Children, families, and teachers across Somerville have a real, live STEAM opportunity right at our front door - The Beautiful Stuff Project.  Marina Seevak has a storefront at 137 Broadway in East Somerville where teachers can come and get "stuff", where teachers can bring children, and children can visit with their families.   The photos below are from Marina's work with teachers at the Capuano and at the Somerville YMCA Preschool.  Children are exploring balance, size comparison, spatial relationships, organization, sorting & classifying, design sensibility, sculpture and much more.  And, they are talking and laughing - and we know children learn while they play.

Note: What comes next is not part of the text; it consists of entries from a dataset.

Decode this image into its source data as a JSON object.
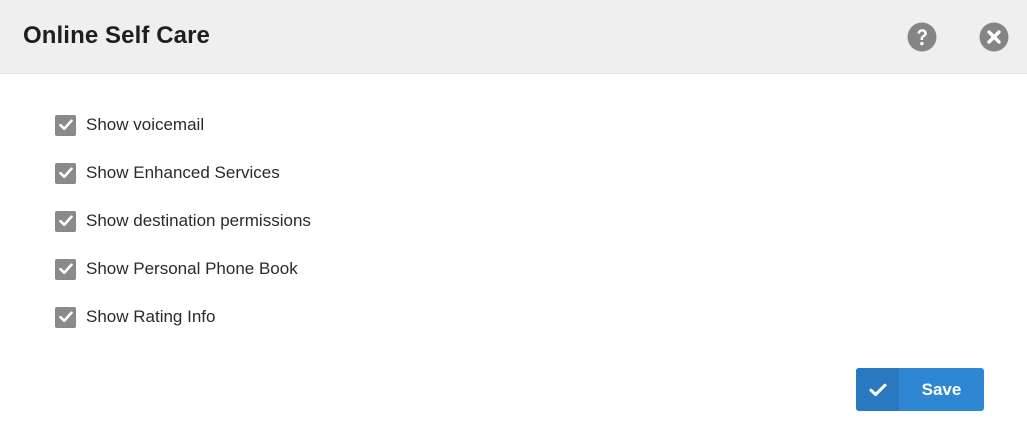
{
  "dialog": {
    "title": "Online Self Care",
    "help_icon": "question-circle-icon",
    "close_icon": "close-circle-icon"
  },
  "options": [
    {
      "label": "Show voicemail",
      "checked": true
    },
    {
      "label": "Show Enhanced Services",
      "checked": true
    },
    {
      "label": "Show destination permissions",
      "checked": true
    },
    {
      "label": "Show Personal Phone Book",
      "checked": true
    },
    {
      "label": "Show Rating Info",
      "checked": true
    }
  ],
  "footer": {
    "save_label": "Save",
    "save_icon": "checkmark-icon"
  },
  "colors": {
    "header_bg": "#efefef",
    "checkbox": "#8a8a8a",
    "icon_gray": "#858585",
    "primary": "#2f86d3"
  }
}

It is not unusual for children to work for at least 20-30 minutes or more as they experiment and create, strengthening their powers of concentration and building perseverance.
But before playing around with Beautiful Stuff, children are given a careful demonstration at a group meeting - how to remove materials from the box, how to use materials respectfully, how to repeat, experiment, troubleshoot.  Then they move to tables where they explore objects in their box, on a mat that helps define their space and keeps materials organized.  And this is process not product - children build and then put the materials back in the box - not gluing or taping actually extends the process. Often, a Beautiful Stuff shelf is set up in the classroom and these explorations become part of choice time (see photo above). Class books of children's creations are also made as a literacy connection. 

Marina Seevak demonstrates how to choose boxes
from the Beautiful Stuff shelf in the classroom
Parents, ask your children about Beautiful Stuff.  When Ms. Seevak comes to classrooms she brings tickets to her storefront where folks can come and play and take a bag of stuff home. 

Teachers, you are welcome to visit the store on M-Th 12-6 and can also get ideas for art and science projects and investigations that you can try out in the studio and then in your own classroom.

All can visit virtually on Facebook:

Also, an interesting article from the New York Times this week about the building blocks of a good early childhood program and the false choice of play or academics - we need both and they can happen simultaneously. "Classrooms that pulse with meaning play are our smartest investment."